Goal of the exercise: Filter the material below down to the lines with the word "comment" and give those lines.

Data provided:
——

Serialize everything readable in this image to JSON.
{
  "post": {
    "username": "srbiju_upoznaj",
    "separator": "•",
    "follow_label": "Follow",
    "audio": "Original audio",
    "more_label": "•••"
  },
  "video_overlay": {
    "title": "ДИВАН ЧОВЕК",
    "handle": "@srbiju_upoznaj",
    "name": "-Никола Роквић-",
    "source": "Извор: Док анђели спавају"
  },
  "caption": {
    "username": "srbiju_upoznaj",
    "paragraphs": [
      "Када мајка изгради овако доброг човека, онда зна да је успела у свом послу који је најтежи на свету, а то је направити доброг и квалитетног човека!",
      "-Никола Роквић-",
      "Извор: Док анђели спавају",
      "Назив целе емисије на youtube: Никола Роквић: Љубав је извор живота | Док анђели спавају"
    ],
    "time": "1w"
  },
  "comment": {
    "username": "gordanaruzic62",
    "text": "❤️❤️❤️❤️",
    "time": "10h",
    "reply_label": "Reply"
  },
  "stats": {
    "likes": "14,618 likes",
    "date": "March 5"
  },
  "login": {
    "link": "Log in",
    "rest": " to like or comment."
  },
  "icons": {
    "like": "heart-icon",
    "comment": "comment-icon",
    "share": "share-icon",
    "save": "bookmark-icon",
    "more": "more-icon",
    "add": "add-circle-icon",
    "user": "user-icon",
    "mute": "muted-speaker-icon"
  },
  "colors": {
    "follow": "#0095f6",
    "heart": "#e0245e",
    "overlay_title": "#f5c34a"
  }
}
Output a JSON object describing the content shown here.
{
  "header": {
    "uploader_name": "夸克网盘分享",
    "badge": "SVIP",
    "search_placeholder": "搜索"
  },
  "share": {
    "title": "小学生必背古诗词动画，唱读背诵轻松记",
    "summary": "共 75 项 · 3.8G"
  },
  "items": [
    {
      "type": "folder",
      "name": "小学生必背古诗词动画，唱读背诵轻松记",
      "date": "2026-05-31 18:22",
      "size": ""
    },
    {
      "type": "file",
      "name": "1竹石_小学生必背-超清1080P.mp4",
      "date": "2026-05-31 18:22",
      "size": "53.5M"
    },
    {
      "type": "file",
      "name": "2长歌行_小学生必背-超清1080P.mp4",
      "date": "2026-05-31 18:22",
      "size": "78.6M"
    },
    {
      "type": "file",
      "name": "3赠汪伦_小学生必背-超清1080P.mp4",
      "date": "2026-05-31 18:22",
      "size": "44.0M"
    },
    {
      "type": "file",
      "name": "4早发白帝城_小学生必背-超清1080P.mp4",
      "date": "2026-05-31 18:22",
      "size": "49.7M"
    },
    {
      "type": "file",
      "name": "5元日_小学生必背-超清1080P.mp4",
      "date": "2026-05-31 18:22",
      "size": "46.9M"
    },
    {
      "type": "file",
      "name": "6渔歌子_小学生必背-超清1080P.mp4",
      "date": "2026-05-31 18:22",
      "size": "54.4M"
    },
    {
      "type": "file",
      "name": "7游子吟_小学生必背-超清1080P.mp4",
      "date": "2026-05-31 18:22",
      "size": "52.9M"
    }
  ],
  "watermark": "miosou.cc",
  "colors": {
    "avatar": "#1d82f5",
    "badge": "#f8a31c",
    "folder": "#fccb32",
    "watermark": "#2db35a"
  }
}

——

Exercise result:
  "comment": {
    "rest": " to like or comment."
    "comment": "comment-icon",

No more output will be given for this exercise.